Exercise details: Take from the listing each line that has the string "icon".

Listed records:

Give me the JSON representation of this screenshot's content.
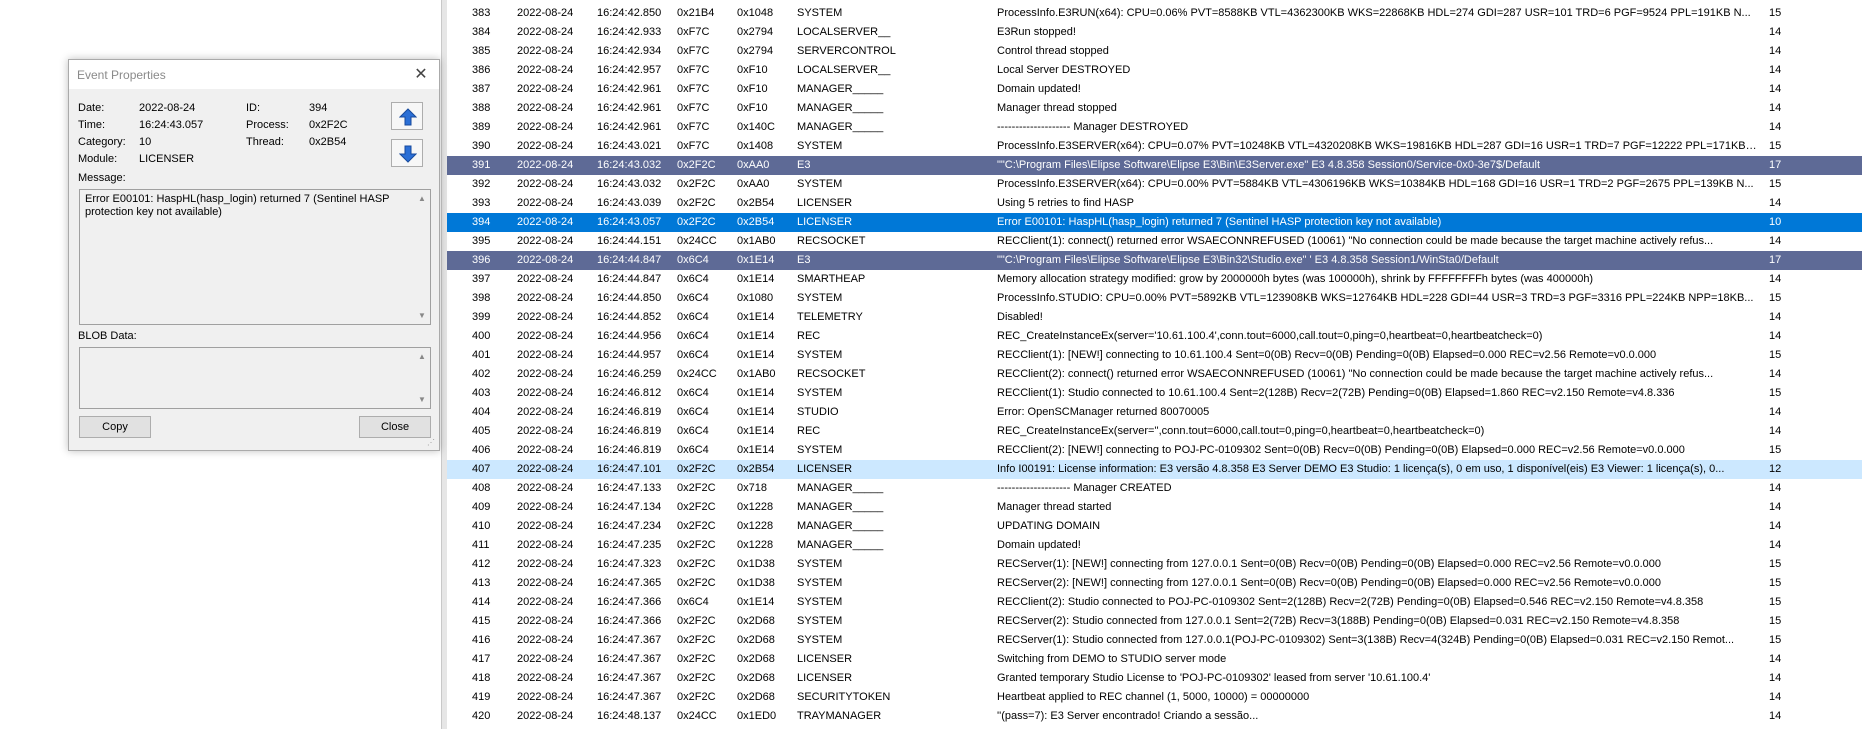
{
  "dialog": {
    "title": "Event Properties",
    "date_label": "Date:",
    "date_value": "2022-08-24",
    "time_label": "Time:",
    "time_value": "16:24:43.057",
    "category_label": "Category:",
    "category_value": "10",
    "module_label": "Module:",
    "module_value": "LICENSER",
    "id_label": "ID:",
    "id_value": "394",
    "process_label": "Process:",
    "process_value": "0x2F2C",
    "thread_label": "Thread:",
    "thread_value": "0x2B54",
    "message_label": "Message:",
    "message_text": "Error E00101: HaspHL(hasp_login) returned 7 (Sentinel HASP protection key not available)",
    "blob_label": "BLOB Data:",
    "blob_text": "",
    "copy_label": "Copy",
    "close_label": "Close"
  },
  "rows": [
    {
      "num": "383",
      "date": "2022-08-24",
      "time": "16:24:42.850",
      "pid": "0x21B4",
      "tid": "0x1048",
      "module": "SYSTEM",
      "msg": "ProcessInfo.E3RUN(x64): CPU=0.06% PVT=8588KB VTL=4362300KB WKS=22868KB HDL=274 GDI=287 USR=101 TRD=6 PGF=9524 PPL=191KB N...",
      "level": "15",
      "hl": ""
    },
    {
      "num": "384",
      "date": "2022-08-24",
      "time": "16:24:42.933",
      "pid": "0xF7C",
      "tid": "0x2794",
      "module": "LOCALSERVER__",
      "msg": "E3Run stopped!",
      "level": "14",
      "hl": ""
    },
    {
      "num": "385",
      "date": "2022-08-24",
      "time": "16:24:42.934",
      "pid": "0xF7C",
      "tid": "0x2794",
      "module": "SERVERCONTROL",
      "msg": "Control thread stopped",
      "level": "14",
      "hl": ""
    },
    {
      "num": "386",
      "date": "2022-08-24",
      "time": "16:24:42.957",
      "pid": "0xF7C",
      "tid": "0xF10",
      "module": "LOCALSERVER__",
      "msg": "Local Server DESTROYED",
      "level": "14",
      "hl": ""
    },
    {
      "num": "387",
      "date": "2022-08-24",
      "time": "16:24:42.961",
      "pid": "0xF7C",
      "tid": "0xF10",
      "module": "MANAGER_____",
      "msg": "Domain updated!",
      "level": "14",
      "hl": ""
    },
    {
      "num": "388",
      "date": "2022-08-24",
      "time": "16:24:42.961",
      "pid": "0xF7C",
      "tid": "0xF10",
      "module": "MANAGER_____",
      "msg": "Manager thread stopped",
      "level": "14",
      "hl": ""
    },
    {
      "num": "389",
      "date": "2022-08-24",
      "time": "16:24:42.961",
      "pid": "0xF7C",
      "tid": "0x140C",
      "module": "MANAGER_____",
      "msg": "-------------------- Manager DESTROYED",
      "level": "14",
      "hl": ""
    },
    {
      "num": "390",
      "date": "2022-08-24",
      "time": "16:24:43.021",
      "pid": "0xF7C",
      "tid": "0x1408",
      "module": "SYSTEM",
      "msg": "ProcessInfo.E3SERVER(x64): CPU=0.07% PVT=10248KB VTL=4320208KB WKS=19816KB HDL=287 GDI=16 USR=1 TRD=7 PGF=12222 PPL=171KB ...",
      "level": "15",
      "hl": ""
    },
    {
      "num": "391",
      "date": "2022-08-24",
      "time": "16:24:43.032",
      "pid": "0x2F2C",
      "tid": "0xAA0",
      "module": "E3",
      "msg": "\"\"C:\\Program Files\\Elipse Software\\Elipse E3\\Bin\\E3Server.exe\" E3 4.8.358 Session0/Service-0x0-3e7$/Default",
      "level": "17",
      "hl": "hl-dark"
    },
    {
      "num": "392",
      "date": "2022-08-24",
      "time": "16:24:43.032",
      "pid": "0x2F2C",
      "tid": "0xAA0",
      "module": "SYSTEM",
      "msg": "ProcessInfo.E3SERVER(x64): CPU=0.00% PVT=5884KB VTL=4306196KB WKS=10384KB HDL=168 GDI=16 USR=1 TRD=2 PGF=2675 PPL=139KB N...",
      "level": "15",
      "hl": ""
    },
    {
      "num": "393",
      "date": "2022-08-24",
      "time": "16:24:43.039",
      "pid": "0x2F2C",
      "tid": "0x2B54",
      "module": "LICENSER",
      "msg": "Using 5 retries to find HASP",
      "level": "14",
      "hl": ""
    },
    {
      "num": "394",
      "date": "2022-08-24",
      "time": "16:24:43.057",
      "pid": "0x2F2C",
      "tid": "0x2B54",
      "module": "LICENSER",
      "msg": "Error E00101: HaspHL(hasp_login) returned 7 (Sentinel HASP protection key not available)",
      "level": "10",
      "hl": "hl-sel"
    },
    {
      "num": "395",
      "date": "2022-08-24",
      "time": "16:24:44.151",
      "pid": "0x24CC",
      "tid": "0x1AB0",
      "module": "RECSOCKET",
      "msg": "RECClient(1): connect() returned error WSAECONNREFUSED (10061) \"No connection could be made because the target machine actively refus...",
      "level": "14",
      "hl": ""
    },
    {
      "num": "396",
      "date": "2022-08-24",
      "time": "16:24:44.847",
      "pid": "0x6C4",
      "tid": "0x1E14",
      "module": "E3",
      "msg": "\"\"C:\\Program Files\\Elipse Software\\Elipse E3\\Bin32\\Studio.exe\" ' E3 4.8.358 Session1/WinSta0/Default",
      "level": "17",
      "hl": "hl-dark"
    },
    {
      "num": "397",
      "date": "2022-08-24",
      "time": "16:24:44.847",
      "pid": "0x6C4",
      "tid": "0x1E14",
      "module": "SMARTHEAP",
      "msg": "Memory allocation strategy modified: grow by 2000000h bytes (was 100000h), shrink by FFFFFFFFh bytes (was 400000h)",
      "level": "14",
      "hl": ""
    },
    {
      "num": "398",
      "date": "2022-08-24",
      "time": "16:24:44.850",
      "pid": "0x6C4",
      "tid": "0x1080",
      "module": "SYSTEM",
      "msg": "ProcessInfo.STUDIO: CPU=0.00% PVT=5892KB VTL=123908KB WKS=12764KB HDL=228 GDI=44 USR=3 TRD=3 PGF=3316 PPL=224KB NPP=18KB...",
      "level": "15",
      "hl": ""
    },
    {
      "num": "399",
      "date": "2022-08-24",
      "time": "16:24:44.852",
      "pid": "0x6C4",
      "tid": "0x1E14",
      "module": "TELEMETRY",
      "msg": "Disabled!",
      "level": "14",
      "hl": ""
    },
    {
      "num": "400",
      "date": "2022-08-24",
      "time": "16:24:44.956",
      "pid": "0x6C4",
      "tid": "0x1E14",
      "module": "REC",
      "msg": "REC_CreateInstanceEx(server='10.61.100.4',conn.tout=6000,call.tout=0,ping=0,heartbeat=0,heartbeatcheck=0)",
      "level": "14",
      "hl": ""
    },
    {
      "num": "401",
      "date": "2022-08-24",
      "time": "16:24:44.957",
      "pid": "0x6C4",
      "tid": "0x1E14",
      "module": "SYSTEM",
      "msg": "RECClient(1): [NEW!] connecting to 10.61.100.4 Sent=0(0B) Recv=0(0B) Pending=0(0B) Elapsed=0.000 REC=v2.56 Remote=v0.0.000",
      "level": "15",
      "hl": ""
    },
    {
      "num": "402",
      "date": "2022-08-24",
      "time": "16:24:46.259",
      "pid": "0x24CC",
      "tid": "0x1AB0",
      "module": "RECSOCKET",
      "msg": "RECClient(2): connect() returned error WSAECONNREFUSED (10061) \"No connection could be made because the target machine actively refus...",
      "level": "14",
      "hl": ""
    },
    {
      "num": "403",
      "date": "2022-08-24",
      "time": "16:24:46.812",
      "pid": "0x6C4",
      "tid": "0x1E14",
      "module": "SYSTEM",
      "msg": "RECClient(1): Studio connected to 10.61.100.4 Sent=2(128B) Recv=2(72B) Pending=0(0B) Elapsed=1.860 REC=v2.150 Remote=v4.8.336",
      "level": "15",
      "hl": ""
    },
    {
      "num": "404",
      "date": "2022-08-24",
      "time": "16:24:46.819",
      "pid": "0x6C4",
      "tid": "0x1E14",
      "module": "STUDIO",
      "msg": "Error: OpenSCManager returned 80070005",
      "level": "14",
      "hl": ""
    },
    {
      "num": "405",
      "date": "2022-08-24",
      "time": "16:24:46.819",
      "pid": "0x6C4",
      "tid": "0x1E14",
      "module": "REC",
      "msg": "REC_CreateInstanceEx(server='',conn.tout=6000,call.tout=0,ping=0,heartbeat=0,heartbeatcheck=0)",
      "level": "14",
      "hl": ""
    },
    {
      "num": "406",
      "date": "2022-08-24",
      "time": "16:24:46.819",
      "pid": "0x6C4",
      "tid": "0x1E14",
      "module": "SYSTEM",
      "msg": "RECClient(2): [NEW!] connecting to POJ-PC-0109302 Sent=0(0B) Recv=0(0B) Pending=0(0B) Elapsed=0.000 REC=v2.56 Remote=v0.0.000",
      "level": "15",
      "hl": ""
    },
    {
      "num": "407",
      "date": "2022-08-24",
      "time": "16:24:47.101",
      "pid": "0x2F2C",
      "tid": "0x2B54",
      "module": "LICENSER",
      "msg": "Info I00191: License information: E3 versão 4.8.358  E3 Server DEMO  E3 Studio: 1 licença(s), 0 em uso, 1 disponível(eis)  E3 Viewer: 1 licença(s), 0...",
      "level": "12",
      "hl": "hl-light"
    },
    {
      "num": "408",
      "date": "2022-08-24",
      "time": "16:24:47.133",
      "pid": "0x2F2C",
      "tid": "0x718",
      "module": "MANAGER_____",
      "msg": "-------------------- Manager CREATED",
      "level": "14",
      "hl": ""
    },
    {
      "num": "409",
      "date": "2022-08-24",
      "time": "16:24:47.134",
      "pid": "0x2F2C",
      "tid": "0x1228",
      "module": "MANAGER_____",
      "msg": "Manager thread started",
      "level": "14",
      "hl": ""
    },
    {
      "num": "410",
      "date": "2022-08-24",
      "time": "16:24:47.234",
      "pid": "0x2F2C",
      "tid": "0x1228",
      "module": "MANAGER_____",
      "msg": "UPDATING DOMAIN",
      "level": "14",
      "hl": ""
    },
    {
      "num": "411",
      "date": "2022-08-24",
      "time": "16:24:47.235",
      "pid": "0x2F2C",
      "tid": "0x1228",
      "module": "MANAGER_____",
      "msg": "Domain updated!",
      "level": "14",
      "hl": ""
    },
    {
      "num": "412",
      "date": "2022-08-24",
      "time": "16:24:47.323",
      "pid": "0x2F2C",
      "tid": "0x1D38",
      "module": "SYSTEM",
      "msg": "RECServer(1): [NEW!] connecting from 127.0.0.1 Sent=0(0B) Recv=0(0B) Pending=0(0B) Elapsed=0.000 REC=v2.56 Remote=v0.0.000",
      "level": "15",
      "hl": ""
    },
    {
      "num": "413",
      "date": "2022-08-24",
      "time": "16:24:47.365",
      "pid": "0x2F2C",
      "tid": "0x1D38",
      "module": "SYSTEM",
      "msg": "RECServer(2): [NEW!] connecting from 127.0.0.1 Sent=0(0B) Recv=0(0B) Pending=0(0B) Elapsed=0.000 REC=v2.56 Remote=v0.0.000",
      "level": "15",
      "hl": ""
    },
    {
      "num": "414",
      "date": "2022-08-24",
      "time": "16:24:47.366",
      "pid": "0x6C4",
      "tid": "0x1E14",
      "module": "SYSTEM",
      "msg": "RECClient(2): Studio connected to POJ-PC-0109302 Sent=2(128B) Recv=2(72B) Pending=0(0B) Elapsed=0.546 REC=v2.150 Remote=v4.8.358",
      "level": "15",
      "hl": ""
    },
    {
      "num": "415",
      "date": "2022-08-24",
      "time": "16:24:47.366",
      "pid": "0x2F2C",
      "tid": "0x2D68",
      "module": "SYSTEM",
      "msg": "RECServer(2): Studio connected from 127.0.0.1 Sent=2(72B) Recv=3(188B) Pending=0(0B) Elapsed=0.031 REC=v2.150 Remote=v4.8.358",
      "level": "15",
      "hl": ""
    },
    {
      "num": "416",
      "date": "2022-08-24",
      "time": "16:24:47.367",
      "pid": "0x2F2C",
      "tid": "0x2D68",
      "module": "SYSTEM",
      "msg": "RECServer(1): Studio connected from 127.0.0.1(POJ-PC-0109302) Sent=3(138B) Recv=4(324B) Pending=0(0B) Elapsed=0.031 REC=v2.150 Remot...",
      "level": "15",
      "hl": ""
    },
    {
      "num": "417",
      "date": "2022-08-24",
      "time": "16:24:47.367",
      "pid": "0x2F2C",
      "tid": "0x2D68",
      "module": "LICENSER",
      "msg": "Switching from DEMO to STUDIO server mode",
      "level": "14",
      "hl": ""
    },
    {
      "num": "418",
      "date": "2022-08-24",
      "time": "16:24:47.367",
      "pid": "0x2F2C",
      "tid": "0x2D68",
      "module": "LICENSER",
      "msg": "Granted temporary Studio License to 'POJ-PC-0109302' leased from server '10.61.100.4'",
      "level": "14",
      "hl": ""
    },
    {
      "num": "419",
      "date": "2022-08-24",
      "time": "16:24:47.367",
      "pid": "0x2F2C",
      "tid": "0x2D68",
      "module": "SECURITYTOKEN",
      "msg": "Heartbeat applied to REC channel (1, 5000, 10000) = 00000000",
      "level": "14",
      "hl": ""
    },
    {
      "num": "420",
      "date": "2022-08-24",
      "time": "16:24:48.137",
      "pid": "0x24CC",
      "tid": "0x1ED0",
      "module": "TRAYMANAGER",
      "msg": "''(pass=7): E3 Server encontrado! Criando a sessão...",
      "level": "14",
      "hl": ""
    }
  ]
}
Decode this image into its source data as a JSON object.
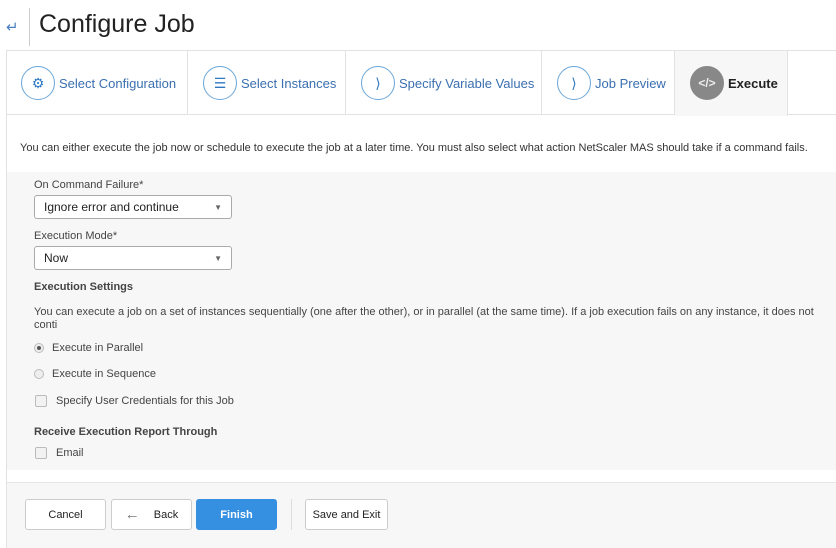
{
  "header": {
    "title": "Configure Job",
    "back_icon": "back-arrow-icon"
  },
  "tabs": [
    {
      "label": "Select Configuration",
      "icon": "gear-icon"
    },
    {
      "label": "Select Instances",
      "icon": "server-stack-icon"
    },
    {
      "label": "Specify Variable Values",
      "icon": "chevron-right-box-icon"
    },
    {
      "label": "Job Preview",
      "icon": "chevron-right-box-icon"
    },
    {
      "label": "Execute",
      "icon": "code-icon",
      "active": true
    }
  ],
  "intro": "You can either execute the job now or schedule to execute the job at a later time. You must also select what action NetScaler MAS should take if a command fails.",
  "form": {
    "failure_label": "On Command Failure*",
    "failure_value": "Ignore error and continue",
    "mode_label": "Execution Mode*",
    "mode_value": "Now",
    "settings_heading": "Execution Settings",
    "settings_desc": "You can execute a job on a set of instances sequentially (one after the other), or in parallel (at the same time). If a job execution fails on any instance, it does not conti",
    "parallel": "Execute in Parallel",
    "sequence": "Execute in Sequence",
    "selected_mode": "parallel",
    "credentials": "Specify User Credentials for this Job",
    "report_heading": "Receive Execution Report Through",
    "email": "Email"
  },
  "footer": {
    "cancel": "Cancel",
    "back": "Back",
    "finish": "Finish",
    "save_exit": "Save and Exit"
  },
  "colors": {
    "accent": "#3590e2",
    "link": "#3a6fb0"
  }
}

The completed task:
    "back_icon": "back-arrow-icon"
      "icon": "gear-icon"
      "icon": "server-stack-icon"
      "icon": "chevron-right-box-icon"
      "icon": "chevron-right-box-icon"
      "icon": "code-icon",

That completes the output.